MN Demographer Gillaspy Retires After 32 Years on Job
After more than three decades of serving as Minnesota's top demographic analyst, Tom Gillaspy will retire on Tuesday.
The Minnesota State Demographic Center, part of the Department of Administration, provides annual population estimates and long-term projections each decade, analyzing and providing data from a variety of sources, including the federal government. Gillaspy, who has served as Minnesota's state demographer since 1979, has been responsible for providing demographic data and population analysis to the state. In his role, Gillaspy also averaged about 150 presentations annually to local governments, businesses, nonprofits, foundations, and other entities.
Spencer Cronk, Minnesota's commissioner of administration, said in a statement that Gillaspy's insights have helped the state understand its demographics and how they translate into sound public policy. “His demographic research has shed light on state issues as diverse as health care for an aging population, rural population change, a changing state work force, and education trends,” Cronk said.
Gillaspy will be succeeded by Susan Brower, who joined the state demographer's staff in August as senior research analyst, according to Curt Yoakum, legislative and communications director for the Department of Administration.
Prior to that role, Brower served as research associate at the Amherst H. Wilder Foundation, a nonprofit that provides research and community development services to address the needs of the most vulnerable residents in greater St. Paul.
At the Wilder Foundation, Brower contributed to Minnesota Compass, a project that tracks and analyzes trends in topic areas like the state's education, economy, work force, health, and housing.
Following his retirement, Gillaspy plans to continue giving speeches, consulting, and teaching at the University of Minnesota.

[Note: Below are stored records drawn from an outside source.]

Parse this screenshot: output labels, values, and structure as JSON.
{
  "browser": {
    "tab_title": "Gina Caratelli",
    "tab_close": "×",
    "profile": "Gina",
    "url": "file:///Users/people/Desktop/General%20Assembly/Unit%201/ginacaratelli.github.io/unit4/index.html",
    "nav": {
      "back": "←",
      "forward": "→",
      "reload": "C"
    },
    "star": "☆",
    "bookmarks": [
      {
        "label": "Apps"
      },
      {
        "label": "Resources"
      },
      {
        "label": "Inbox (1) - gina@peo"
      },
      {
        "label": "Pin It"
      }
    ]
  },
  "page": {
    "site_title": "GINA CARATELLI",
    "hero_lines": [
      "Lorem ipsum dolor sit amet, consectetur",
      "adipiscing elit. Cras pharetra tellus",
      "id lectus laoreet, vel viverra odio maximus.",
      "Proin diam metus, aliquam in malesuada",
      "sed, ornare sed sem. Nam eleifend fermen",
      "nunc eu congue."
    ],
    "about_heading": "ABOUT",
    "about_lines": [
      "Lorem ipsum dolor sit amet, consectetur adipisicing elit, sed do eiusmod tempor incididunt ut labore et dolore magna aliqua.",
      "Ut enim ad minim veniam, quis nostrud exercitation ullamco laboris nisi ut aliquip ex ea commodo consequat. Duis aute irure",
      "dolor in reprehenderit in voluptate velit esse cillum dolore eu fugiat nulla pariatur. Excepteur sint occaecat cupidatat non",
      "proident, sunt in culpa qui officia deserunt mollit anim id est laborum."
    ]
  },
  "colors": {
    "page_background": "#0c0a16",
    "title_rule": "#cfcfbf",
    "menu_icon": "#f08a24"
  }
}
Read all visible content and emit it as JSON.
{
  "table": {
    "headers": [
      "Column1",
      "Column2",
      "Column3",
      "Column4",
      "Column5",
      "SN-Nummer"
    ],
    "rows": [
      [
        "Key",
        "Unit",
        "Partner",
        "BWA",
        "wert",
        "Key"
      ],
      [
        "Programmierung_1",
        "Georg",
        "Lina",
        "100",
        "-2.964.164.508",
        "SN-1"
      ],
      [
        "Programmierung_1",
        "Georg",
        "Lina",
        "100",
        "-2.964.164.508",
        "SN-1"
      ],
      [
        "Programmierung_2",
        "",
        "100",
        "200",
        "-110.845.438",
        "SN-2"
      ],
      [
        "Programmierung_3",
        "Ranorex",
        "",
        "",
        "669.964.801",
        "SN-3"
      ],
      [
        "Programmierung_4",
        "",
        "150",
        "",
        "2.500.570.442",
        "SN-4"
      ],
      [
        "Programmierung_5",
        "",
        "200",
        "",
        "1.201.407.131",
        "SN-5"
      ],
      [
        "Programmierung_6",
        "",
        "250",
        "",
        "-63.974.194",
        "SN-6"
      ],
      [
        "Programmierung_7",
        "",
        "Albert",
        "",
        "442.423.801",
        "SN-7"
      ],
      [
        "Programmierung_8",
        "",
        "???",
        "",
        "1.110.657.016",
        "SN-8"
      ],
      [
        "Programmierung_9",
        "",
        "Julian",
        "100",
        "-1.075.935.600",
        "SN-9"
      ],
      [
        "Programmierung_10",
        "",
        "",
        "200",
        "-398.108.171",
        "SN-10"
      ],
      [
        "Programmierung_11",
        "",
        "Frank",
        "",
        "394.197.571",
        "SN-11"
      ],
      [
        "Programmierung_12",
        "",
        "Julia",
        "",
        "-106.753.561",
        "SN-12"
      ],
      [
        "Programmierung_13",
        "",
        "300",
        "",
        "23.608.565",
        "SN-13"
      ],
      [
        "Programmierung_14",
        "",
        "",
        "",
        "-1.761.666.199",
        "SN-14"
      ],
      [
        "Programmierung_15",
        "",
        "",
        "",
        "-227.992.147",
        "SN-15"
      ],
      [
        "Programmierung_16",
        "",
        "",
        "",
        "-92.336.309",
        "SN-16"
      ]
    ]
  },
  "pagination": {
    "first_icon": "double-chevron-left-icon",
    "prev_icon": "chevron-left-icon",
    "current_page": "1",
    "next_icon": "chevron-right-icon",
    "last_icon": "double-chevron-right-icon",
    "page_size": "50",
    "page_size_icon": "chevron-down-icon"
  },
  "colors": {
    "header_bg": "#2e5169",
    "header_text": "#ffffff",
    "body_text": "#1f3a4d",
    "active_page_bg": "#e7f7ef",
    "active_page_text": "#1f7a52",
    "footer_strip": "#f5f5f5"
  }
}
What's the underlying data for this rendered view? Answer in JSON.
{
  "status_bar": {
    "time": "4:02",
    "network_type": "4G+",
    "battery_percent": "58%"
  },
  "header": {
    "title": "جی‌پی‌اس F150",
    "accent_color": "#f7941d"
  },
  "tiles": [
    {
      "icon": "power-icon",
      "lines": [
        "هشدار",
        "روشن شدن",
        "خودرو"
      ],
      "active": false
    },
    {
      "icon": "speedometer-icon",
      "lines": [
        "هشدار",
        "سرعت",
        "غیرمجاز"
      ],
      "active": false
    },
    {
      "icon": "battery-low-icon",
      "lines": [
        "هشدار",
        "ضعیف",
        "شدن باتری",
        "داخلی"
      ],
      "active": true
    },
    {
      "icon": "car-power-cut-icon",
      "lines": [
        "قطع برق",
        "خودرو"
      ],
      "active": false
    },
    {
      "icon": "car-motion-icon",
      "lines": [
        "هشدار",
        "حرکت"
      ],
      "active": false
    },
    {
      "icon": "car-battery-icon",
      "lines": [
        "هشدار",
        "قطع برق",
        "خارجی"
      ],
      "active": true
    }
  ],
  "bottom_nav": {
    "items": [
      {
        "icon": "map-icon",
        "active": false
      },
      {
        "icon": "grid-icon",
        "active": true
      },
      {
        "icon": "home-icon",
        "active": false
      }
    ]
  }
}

“It's been quite an interesting and fun time,” Gillaspy said in a statement. “We've seen so many demographic changes, and all these changes have affected programs and budgets and have had a big impact on the state. There have been ups and downs, and lots of challenges, but it's always been interesting.”